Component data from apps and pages
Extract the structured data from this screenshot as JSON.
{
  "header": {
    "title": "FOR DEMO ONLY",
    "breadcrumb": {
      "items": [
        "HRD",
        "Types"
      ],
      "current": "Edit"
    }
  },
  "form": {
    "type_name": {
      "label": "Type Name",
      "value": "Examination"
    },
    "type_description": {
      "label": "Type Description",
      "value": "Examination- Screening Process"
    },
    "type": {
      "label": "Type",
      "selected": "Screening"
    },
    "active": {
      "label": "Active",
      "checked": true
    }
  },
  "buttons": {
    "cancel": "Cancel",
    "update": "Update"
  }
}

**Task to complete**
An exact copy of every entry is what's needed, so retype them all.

**Exercise response**
Extract the structured data from this screenshot as JSON.
{
  "header": {
    "title": "FOR DEMO ONLY",
    "breadcrumb": {
      "items": [
        "HRD",
        "Types"
      ],
      "current": "Edit"
    }
  },
  "form": {
    "type_name": {
      "label": "Type Name",
      "value": "Examination"
    },
    "type_description": {
      "label": "Type Description",
      "value": "Examination- Screening Process"
    },
    "type": {
      "label": "Type",
      "selected": "Screening"
    },
    "active": {
      "label": "Active",
      "checked": true
    }
  },
  "buttons": {
    "cancel": "Cancel",
    "update": "Update"
  }
}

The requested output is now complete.